Garner’s principal witch, and the leader of the morthbrood, is called the Morrigan. This is a direct reference to a kind of sorceress archetype in Celtic mythology. One of the heroes, too, the dwarf Fenodyree, has Celtic origins. His cousin, Durathror, on the other hand, owes his name to Norse myth. But their mysterious ally, Gaberlunzie, is also a Celtic figure, as are Angharad Goldenhand and the distant realm of Prydein, to which some of the characters allude. Prydein lies outside the immediate map of the action, but it represents Northern Scotland, mythologized in the tradition of the Mabinogion (Prydain, so-spelled, also forms the mythic backdrop for Lloyd Alexander’s well-known fantasy series; however, Alexander shifted it southwest to Wales). In most cases, Garner draws little more than these distant names into his tale, like herbs and spices added to an already rich stew. But as with the examples of Nastrond and Ragnarok, Garner minds less that these remote people and places erode and evolve than that they be lost entirely.
I could easily enumerate a dozen other elements from these three major mythologies — the Weirdstone of Brisingamen itself refers to the necklace of the Norse goddess Freyja — but half the fun is in stumbling upon them for yourself. Indeed, these mythological landmarks are analogous, within the novel, to the actual landmarks of Cheshire and Alderley Edge, around which Garner built his fantasy adventure. Any walking excursion in the real, present-day countryside will reveal one ancient sight after another, and Garner wants to remind us that these landmarks have genuine stories — stories whose distant echoes in England’s early mythology can still be heard, if one stops to listen. And perhaps even a little of the magic lingers there as well.
- Butler, Charles. “Alan Garner.” The Literary Encyclopedia. 6 August 2005. (Excerpt available for free online; membership required for full entry.)
- Butler, Charles. Four British Fantasists: Place and Culture in the Children’s Fantasies of Penelope Lively, Alan Garner, Diana Wynne Jones, and Susan Cooper. Lanham, MD: Children’s Literature Association and Scarecrow Press, 2006.
- Garner, Alan. The Weirdstone of Brisingamen. New York: Ace Books, 1960.

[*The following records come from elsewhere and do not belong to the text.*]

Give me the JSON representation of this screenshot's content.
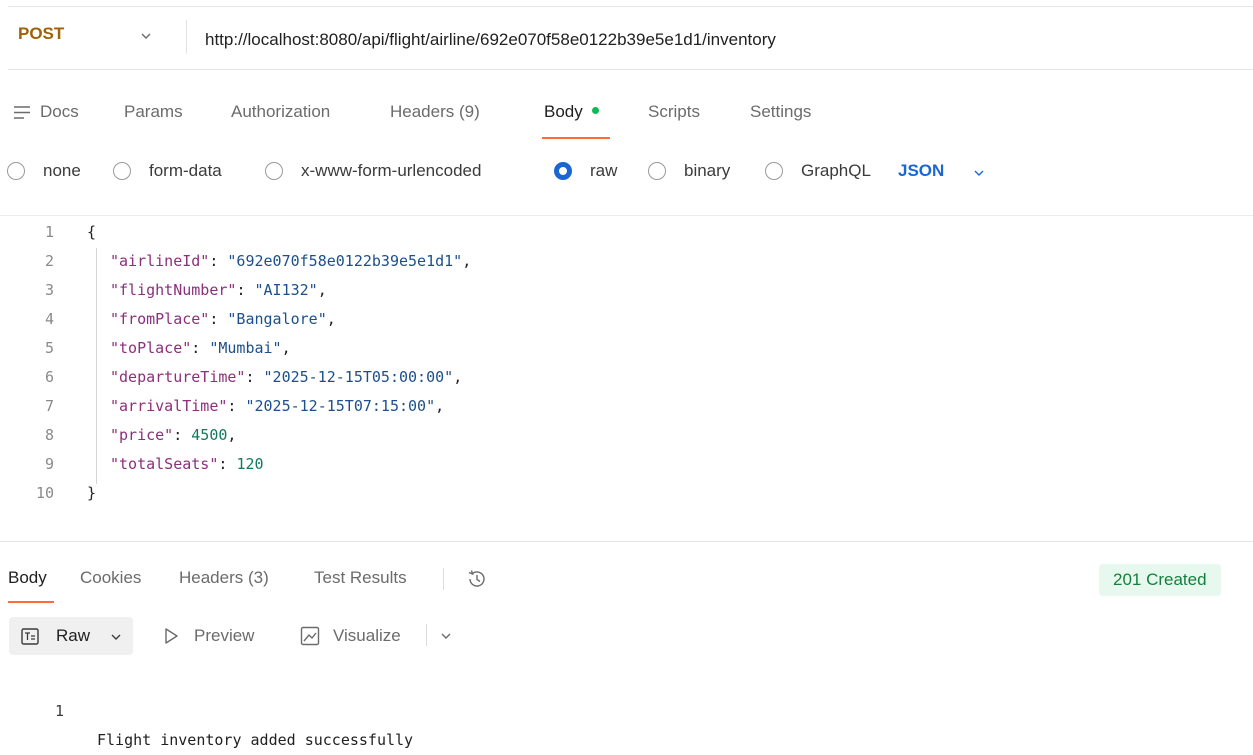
{
  "request": {
    "method": "POST",
    "url": "http://localhost:8080/api/flight/airline/692e070f58e0122b39e5e1d1/inventory"
  },
  "request_tabs": {
    "docs": "Docs",
    "params": "Params",
    "authorization": "Authorization",
    "headers": "Headers (9)",
    "body": "Body",
    "scripts": "Scripts",
    "settings": "Settings"
  },
  "body_types": {
    "none": "none",
    "form_data": "form-data",
    "urlencoded": "x-www-form-urlencoded",
    "raw": "raw",
    "binary": "binary",
    "graphql": "GraphQL",
    "selected": "raw",
    "language": "JSON"
  },
  "editor": {
    "line_numbers": [
      "1",
      "2",
      "3",
      "4",
      "5",
      "6",
      "7",
      "8",
      "9",
      "10"
    ],
    "open_brace": "{",
    "close_brace": "}",
    "fields": [
      {
        "key": "\"airlineId\"",
        "value": "\"692e070f58e0122b39e5e1d1\"",
        "type": "string",
        "comma": ","
      },
      {
        "key": "\"flightNumber\"",
        "value": "\"AI132\"",
        "type": "string",
        "comma": ","
      },
      {
        "key": "\"fromPlace\"",
        "value": "\"Bangalore\"",
        "type": "string",
        "comma": ","
      },
      {
        "key": "\"toPlace\"",
        "value": "\"Mumbai\"",
        "type": "string",
        "comma": ","
      },
      {
        "key": "\"departureTime\"",
        "value": "\"2025-12-15T05:00:00\"",
        "type": "string",
        "comma": ","
      },
      {
        "key": "\"arrivalTime\"",
        "value": "\"2025-12-15T07:15:00\"",
        "type": "string",
        "comma": ","
      },
      {
        "key": "\"price\"",
        "value": "4500",
        "type": "number",
        "comma": ","
      },
      {
        "key": "\"totalSeats\"",
        "value": "120",
        "type": "number",
        "comma": ""
      }
    ]
  },
  "response": {
    "tabs": {
      "body": "Body",
      "cookies": "Cookies",
      "headers": "Headers (3)",
      "test_results": "Test Results"
    },
    "status": "201 Created",
    "view_mode": "Raw",
    "preview": "Preview",
    "visualize": "Visualize",
    "line_number": "1",
    "content": "Flight inventory added successfully"
  },
  "colors": {
    "method": "#a16207",
    "active_tab_underline": "#ff6c37",
    "accent_blue": "#1a67d2",
    "status_bg": "#e7f8ee",
    "status_text": "#15803d"
  }
}
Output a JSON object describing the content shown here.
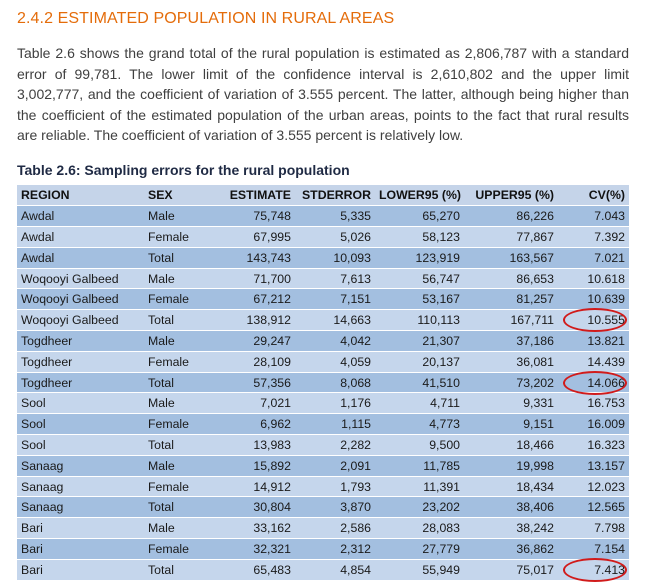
{
  "section_heading": "2.4.2 ESTIMATED POPULATION IN RURAL AREAS",
  "paragraph": "Table 2.6 shows the grand total of the rural population is estimated as 2,806,787 with a standard error of 99,781. The lower limit of the confidence interval is 2,610,802 and the upper limit 3,002,777, and the coefficient of variation of 3.555 percent. The latter, although being higher than the coefficient of the estimated population of the urban areas, points to the fact that rural results are reliable. The coefficient of variation of 3.555 percent is relatively low.",
  "table_title": "Table 2.6: Sampling errors for the rural population",
  "table": {
    "headers": [
      "REGION",
      "SEX",
      "ESTIMATE",
      "STDERROR",
      "LOWER95 (%)",
      "UPPER95 (%)",
      "CV(%)"
    ],
    "rows": [
      [
        "Awdal",
        "Male",
        "75,748",
        "5,335",
        "65,270",
        "86,226",
        "7.043"
      ],
      [
        "Awdal",
        "Female",
        "67,995",
        "5,026",
        "58,123",
        "77,867",
        "7.392"
      ],
      [
        "Awdal",
        "Total",
        "143,743",
        "10,093",
        "123,919",
        "163,567",
        "7.021"
      ],
      [
        "Woqooyi Galbeed",
        "Male",
        "71,700",
        "7,613",
        "56,747",
        "86,653",
        "10.618"
      ],
      [
        "Woqooyi Galbeed",
        "Female",
        "67,212",
        "7,151",
        "53,167",
        "81,257",
        "10.639"
      ],
      [
        "Woqooyi Galbeed",
        "Total",
        "138,912",
        "14,663",
        "110,113",
        "167,711",
        "10.555"
      ],
      [
        "Togdheer",
        "Male",
        "29,247",
        "4,042",
        "21,307",
        "37,186",
        "13.821"
      ],
      [
        "Togdheer",
        "Female",
        "28,109",
        "4,059",
        "20,137",
        "36,081",
        "14.439"
      ],
      [
        "Togdheer",
        "Total",
        "57,356",
        "8,068",
        "41,510",
        "73,202",
        "14.066"
      ],
      [
        "Sool",
        "Male",
        "7,021",
        "1,176",
        "4,711",
        "9,331",
        "16.753"
      ],
      [
        "Sool",
        "Female",
        "6,962",
        "1,115",
        "4,773",
        "9,151",
        "16.009"
      ],
      [
        "Sool",
        "Total",
        "13,983",
        "2,282",
        "9,500",
        "18,466",
        "16.323"
      ],
      [
        "Sanaag",
        "Male",
        "15,892",
        "2,091",
        "11,785",
        "19,998",
        "13.157"
      ],
      [
        "Sanaag",
        "Female",
        "14,912",
        "1,793",
        "11,391",
        "18,434",
        "12.023"
      ],
      [
        "Sanaag",
        "Total",
        "30,804",
        "3,870",
        "23,202",
        "38,406",
        "12.565"
      ],
      [
        "Bari",
        "Male",
        "33,162",
        "2,586",
        "28,083",
        "38,242",
        "7.798"
      ],
      [
        "Bari",
        "Female",
        "32,321",
        "2,312",
        "27,779",
        "36,862",
        "7.154"
      ],
      [
        "Bari",
        "Total",
        "65,483",
        "4,854",
        "55,949",
        "75,017",
        "7.413"
      ]
    ],
    "highlighted_rows": [
      5,
      8,
      17
    ]
  },
  "colors": {
    "heading": "#e46c0a",
    "header_fill": "#c5d4e9",
    "row_odd": "#a3bfe0",
    "row_even": "#c5d6ec",
    "highlight_circle": "#d11b1b"
  }
}
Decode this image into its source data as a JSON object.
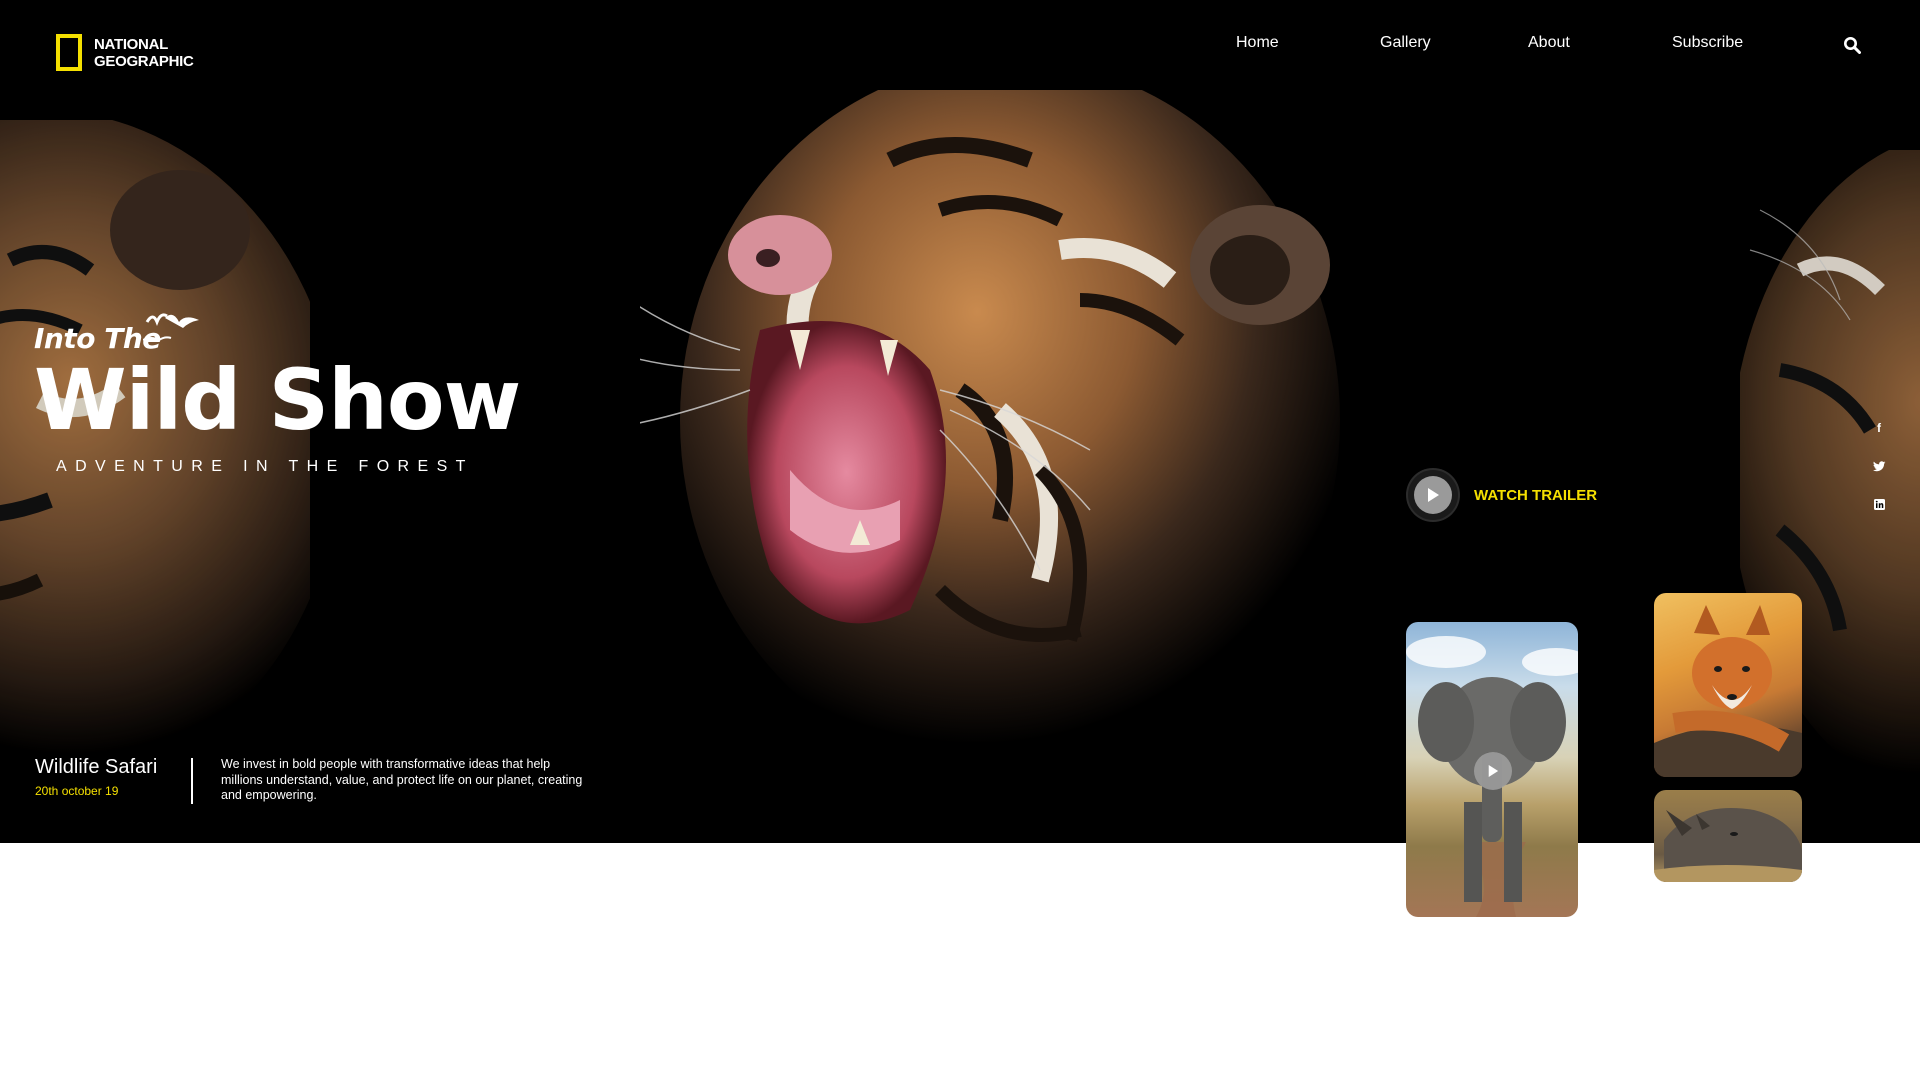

- Hall, Alaric. “The Evidence for Maran, the Anglo-Saxon ‘Nightmares’.” Neophilologus Vol. 91, No. 2. (April 2007): 299-317. (Abstract available online.)